== Required work ==
The response should hold each line from the entries below where "sbin" is found.

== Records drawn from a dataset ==
##########
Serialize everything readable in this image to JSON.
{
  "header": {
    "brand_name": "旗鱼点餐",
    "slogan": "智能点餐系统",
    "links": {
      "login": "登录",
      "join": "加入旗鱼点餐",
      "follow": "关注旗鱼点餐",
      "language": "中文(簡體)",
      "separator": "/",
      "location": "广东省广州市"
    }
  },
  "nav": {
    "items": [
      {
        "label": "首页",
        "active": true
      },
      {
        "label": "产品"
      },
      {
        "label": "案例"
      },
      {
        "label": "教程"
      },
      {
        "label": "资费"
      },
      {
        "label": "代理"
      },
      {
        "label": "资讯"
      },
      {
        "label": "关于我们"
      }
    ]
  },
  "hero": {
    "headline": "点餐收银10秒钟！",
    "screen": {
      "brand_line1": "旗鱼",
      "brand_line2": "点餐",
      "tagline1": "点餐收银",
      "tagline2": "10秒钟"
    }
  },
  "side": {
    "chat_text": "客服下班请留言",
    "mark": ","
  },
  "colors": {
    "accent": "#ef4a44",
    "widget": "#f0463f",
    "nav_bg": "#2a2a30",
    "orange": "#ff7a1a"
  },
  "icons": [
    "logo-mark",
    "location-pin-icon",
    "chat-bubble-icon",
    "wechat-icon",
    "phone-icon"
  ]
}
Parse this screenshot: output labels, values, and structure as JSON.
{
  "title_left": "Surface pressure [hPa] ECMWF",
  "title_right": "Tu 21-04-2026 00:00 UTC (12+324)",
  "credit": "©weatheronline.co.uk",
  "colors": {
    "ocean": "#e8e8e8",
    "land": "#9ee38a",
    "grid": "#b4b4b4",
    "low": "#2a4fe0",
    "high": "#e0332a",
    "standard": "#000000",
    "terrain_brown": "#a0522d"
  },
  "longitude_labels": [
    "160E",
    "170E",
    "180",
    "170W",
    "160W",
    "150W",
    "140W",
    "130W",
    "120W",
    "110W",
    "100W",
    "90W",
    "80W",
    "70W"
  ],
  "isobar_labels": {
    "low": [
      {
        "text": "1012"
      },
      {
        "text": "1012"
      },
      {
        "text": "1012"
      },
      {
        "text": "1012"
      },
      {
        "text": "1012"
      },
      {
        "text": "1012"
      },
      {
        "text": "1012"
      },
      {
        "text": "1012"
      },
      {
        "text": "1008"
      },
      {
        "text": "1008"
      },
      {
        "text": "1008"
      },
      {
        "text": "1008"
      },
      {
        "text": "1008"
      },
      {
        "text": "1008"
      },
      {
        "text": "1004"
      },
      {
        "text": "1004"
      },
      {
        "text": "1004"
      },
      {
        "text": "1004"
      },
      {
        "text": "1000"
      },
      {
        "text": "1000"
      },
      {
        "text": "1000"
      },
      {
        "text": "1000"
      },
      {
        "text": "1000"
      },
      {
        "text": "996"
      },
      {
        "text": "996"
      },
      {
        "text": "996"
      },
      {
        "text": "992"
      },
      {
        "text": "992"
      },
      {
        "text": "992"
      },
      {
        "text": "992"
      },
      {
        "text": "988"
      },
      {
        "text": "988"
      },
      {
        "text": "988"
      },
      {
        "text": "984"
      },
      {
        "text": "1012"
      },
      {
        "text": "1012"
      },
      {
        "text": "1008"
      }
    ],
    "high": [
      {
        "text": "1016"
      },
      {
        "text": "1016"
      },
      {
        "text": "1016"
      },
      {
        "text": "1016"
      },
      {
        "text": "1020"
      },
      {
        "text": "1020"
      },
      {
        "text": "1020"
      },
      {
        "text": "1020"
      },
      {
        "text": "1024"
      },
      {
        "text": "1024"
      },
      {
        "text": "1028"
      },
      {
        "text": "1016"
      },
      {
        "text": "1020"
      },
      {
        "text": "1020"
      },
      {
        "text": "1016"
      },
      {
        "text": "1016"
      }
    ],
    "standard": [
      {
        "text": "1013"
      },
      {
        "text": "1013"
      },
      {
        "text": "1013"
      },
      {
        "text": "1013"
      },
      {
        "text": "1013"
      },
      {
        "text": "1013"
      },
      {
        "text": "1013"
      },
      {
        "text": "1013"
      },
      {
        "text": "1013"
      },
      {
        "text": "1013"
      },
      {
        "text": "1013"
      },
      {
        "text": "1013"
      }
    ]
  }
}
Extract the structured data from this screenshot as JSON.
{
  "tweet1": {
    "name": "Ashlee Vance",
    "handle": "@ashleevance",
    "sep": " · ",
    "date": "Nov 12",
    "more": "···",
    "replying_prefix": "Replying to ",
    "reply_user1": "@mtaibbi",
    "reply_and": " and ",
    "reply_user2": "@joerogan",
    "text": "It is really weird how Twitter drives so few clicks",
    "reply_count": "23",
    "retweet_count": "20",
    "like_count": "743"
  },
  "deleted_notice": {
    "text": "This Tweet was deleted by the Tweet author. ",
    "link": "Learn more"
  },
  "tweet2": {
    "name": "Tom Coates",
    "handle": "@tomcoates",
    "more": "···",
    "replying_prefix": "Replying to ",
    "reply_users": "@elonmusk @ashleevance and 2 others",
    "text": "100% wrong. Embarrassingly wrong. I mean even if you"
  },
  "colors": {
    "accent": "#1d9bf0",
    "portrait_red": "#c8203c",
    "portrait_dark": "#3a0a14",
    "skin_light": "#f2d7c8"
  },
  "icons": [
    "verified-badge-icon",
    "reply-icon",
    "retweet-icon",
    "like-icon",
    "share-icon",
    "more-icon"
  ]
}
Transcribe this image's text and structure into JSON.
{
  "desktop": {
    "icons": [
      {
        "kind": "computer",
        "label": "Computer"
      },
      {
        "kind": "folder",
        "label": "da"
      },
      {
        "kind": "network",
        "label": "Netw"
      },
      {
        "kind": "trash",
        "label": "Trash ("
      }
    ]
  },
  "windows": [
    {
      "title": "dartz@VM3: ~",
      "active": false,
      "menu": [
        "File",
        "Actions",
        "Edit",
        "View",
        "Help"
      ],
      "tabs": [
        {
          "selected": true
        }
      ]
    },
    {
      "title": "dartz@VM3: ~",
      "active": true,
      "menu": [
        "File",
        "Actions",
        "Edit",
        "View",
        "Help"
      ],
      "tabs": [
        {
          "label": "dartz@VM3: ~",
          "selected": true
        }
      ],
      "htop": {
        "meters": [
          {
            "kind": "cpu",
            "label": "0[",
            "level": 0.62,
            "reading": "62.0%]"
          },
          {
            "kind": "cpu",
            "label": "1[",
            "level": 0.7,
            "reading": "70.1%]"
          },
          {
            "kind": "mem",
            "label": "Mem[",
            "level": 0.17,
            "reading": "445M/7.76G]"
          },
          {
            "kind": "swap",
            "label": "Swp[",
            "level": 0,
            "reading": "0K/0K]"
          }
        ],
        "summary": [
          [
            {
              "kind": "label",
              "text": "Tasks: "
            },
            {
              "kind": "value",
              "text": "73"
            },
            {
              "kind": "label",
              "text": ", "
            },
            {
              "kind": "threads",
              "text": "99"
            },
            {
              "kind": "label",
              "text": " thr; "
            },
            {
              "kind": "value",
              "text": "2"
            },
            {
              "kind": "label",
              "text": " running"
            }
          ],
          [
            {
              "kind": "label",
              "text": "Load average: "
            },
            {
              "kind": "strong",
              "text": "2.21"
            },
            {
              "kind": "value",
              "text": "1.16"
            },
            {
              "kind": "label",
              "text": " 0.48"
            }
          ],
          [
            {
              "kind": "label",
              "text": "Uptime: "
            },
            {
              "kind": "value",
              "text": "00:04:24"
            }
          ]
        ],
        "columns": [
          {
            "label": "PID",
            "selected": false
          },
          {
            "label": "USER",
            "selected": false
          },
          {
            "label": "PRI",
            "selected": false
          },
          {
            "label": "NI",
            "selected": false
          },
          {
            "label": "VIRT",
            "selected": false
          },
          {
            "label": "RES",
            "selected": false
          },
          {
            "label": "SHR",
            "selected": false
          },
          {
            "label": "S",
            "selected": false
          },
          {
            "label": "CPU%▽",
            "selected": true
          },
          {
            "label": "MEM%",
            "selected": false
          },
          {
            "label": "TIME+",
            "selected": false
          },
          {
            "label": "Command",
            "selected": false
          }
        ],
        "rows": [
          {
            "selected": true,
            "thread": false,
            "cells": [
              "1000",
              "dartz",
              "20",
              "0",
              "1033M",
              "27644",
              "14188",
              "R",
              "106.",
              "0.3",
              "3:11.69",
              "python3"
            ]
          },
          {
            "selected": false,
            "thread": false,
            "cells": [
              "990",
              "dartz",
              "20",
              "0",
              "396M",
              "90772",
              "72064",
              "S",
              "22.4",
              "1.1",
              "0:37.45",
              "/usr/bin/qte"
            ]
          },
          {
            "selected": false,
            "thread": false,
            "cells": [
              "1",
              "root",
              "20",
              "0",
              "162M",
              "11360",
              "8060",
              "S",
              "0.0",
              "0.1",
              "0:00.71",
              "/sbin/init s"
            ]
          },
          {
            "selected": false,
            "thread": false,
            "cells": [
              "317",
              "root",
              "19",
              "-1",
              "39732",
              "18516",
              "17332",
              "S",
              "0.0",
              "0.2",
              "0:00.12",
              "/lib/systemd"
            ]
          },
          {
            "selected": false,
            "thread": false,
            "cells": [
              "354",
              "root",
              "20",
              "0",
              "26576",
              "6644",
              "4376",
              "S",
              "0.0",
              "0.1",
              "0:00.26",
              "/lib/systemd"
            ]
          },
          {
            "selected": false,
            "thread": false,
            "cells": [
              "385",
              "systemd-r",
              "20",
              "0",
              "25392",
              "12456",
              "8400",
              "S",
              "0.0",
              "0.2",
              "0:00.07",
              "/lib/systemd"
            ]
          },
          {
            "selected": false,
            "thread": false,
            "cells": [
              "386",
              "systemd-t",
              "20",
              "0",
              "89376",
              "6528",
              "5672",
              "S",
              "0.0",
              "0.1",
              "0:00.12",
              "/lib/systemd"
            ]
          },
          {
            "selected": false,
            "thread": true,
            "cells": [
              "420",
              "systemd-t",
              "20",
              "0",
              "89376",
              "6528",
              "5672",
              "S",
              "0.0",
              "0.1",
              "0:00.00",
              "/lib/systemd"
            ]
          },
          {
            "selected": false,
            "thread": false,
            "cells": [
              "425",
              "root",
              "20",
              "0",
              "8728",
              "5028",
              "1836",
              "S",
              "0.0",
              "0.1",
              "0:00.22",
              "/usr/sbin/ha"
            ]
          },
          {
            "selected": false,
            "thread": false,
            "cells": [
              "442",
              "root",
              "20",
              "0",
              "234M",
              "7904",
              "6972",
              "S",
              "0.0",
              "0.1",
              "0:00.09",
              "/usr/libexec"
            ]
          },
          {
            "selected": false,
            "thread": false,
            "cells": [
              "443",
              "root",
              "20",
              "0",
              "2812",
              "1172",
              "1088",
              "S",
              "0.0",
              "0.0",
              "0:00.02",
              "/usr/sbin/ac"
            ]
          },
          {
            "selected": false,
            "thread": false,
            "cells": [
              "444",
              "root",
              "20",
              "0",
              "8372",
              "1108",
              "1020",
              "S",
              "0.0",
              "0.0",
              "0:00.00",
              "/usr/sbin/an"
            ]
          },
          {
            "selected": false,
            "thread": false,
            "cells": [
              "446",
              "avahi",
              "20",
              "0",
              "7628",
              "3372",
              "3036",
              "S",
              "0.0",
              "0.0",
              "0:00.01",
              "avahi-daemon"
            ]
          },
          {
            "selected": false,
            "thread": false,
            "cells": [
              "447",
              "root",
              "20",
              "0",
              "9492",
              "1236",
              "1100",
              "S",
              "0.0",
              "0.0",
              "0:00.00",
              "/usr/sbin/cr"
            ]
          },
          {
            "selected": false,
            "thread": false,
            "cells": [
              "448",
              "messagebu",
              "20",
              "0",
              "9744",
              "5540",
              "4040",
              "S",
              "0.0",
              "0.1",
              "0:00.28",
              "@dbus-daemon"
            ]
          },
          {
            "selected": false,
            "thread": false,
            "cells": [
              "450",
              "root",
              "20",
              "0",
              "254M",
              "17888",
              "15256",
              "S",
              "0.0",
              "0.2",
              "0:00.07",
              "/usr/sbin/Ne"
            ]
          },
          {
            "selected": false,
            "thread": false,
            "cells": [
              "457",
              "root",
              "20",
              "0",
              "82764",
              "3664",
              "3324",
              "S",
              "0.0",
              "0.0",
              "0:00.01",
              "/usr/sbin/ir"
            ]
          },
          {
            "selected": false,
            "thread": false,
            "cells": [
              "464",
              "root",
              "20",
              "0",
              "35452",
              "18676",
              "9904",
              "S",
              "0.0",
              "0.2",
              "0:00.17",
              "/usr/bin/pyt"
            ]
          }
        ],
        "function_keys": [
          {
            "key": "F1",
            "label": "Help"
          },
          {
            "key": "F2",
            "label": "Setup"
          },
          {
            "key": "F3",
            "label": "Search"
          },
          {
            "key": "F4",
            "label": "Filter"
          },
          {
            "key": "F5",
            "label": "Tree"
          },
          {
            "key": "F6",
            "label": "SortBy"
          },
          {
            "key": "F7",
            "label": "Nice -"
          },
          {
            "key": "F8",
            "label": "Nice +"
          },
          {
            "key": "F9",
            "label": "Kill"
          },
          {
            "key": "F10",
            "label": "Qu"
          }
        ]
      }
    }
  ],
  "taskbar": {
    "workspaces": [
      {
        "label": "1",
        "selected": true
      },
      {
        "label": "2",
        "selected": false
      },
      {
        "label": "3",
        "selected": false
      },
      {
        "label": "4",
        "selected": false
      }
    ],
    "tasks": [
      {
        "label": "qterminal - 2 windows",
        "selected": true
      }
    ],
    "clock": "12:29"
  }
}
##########
== Solved problem ==
              "/sbin/init s"
              "/usr/sbin/ha"
              "/usr/sbin/ac"
              "/usr/sbin/an"
              "/usr/sbin/cr"
              "/usr/sbin/Ne"
              "/usr/sbin/ir"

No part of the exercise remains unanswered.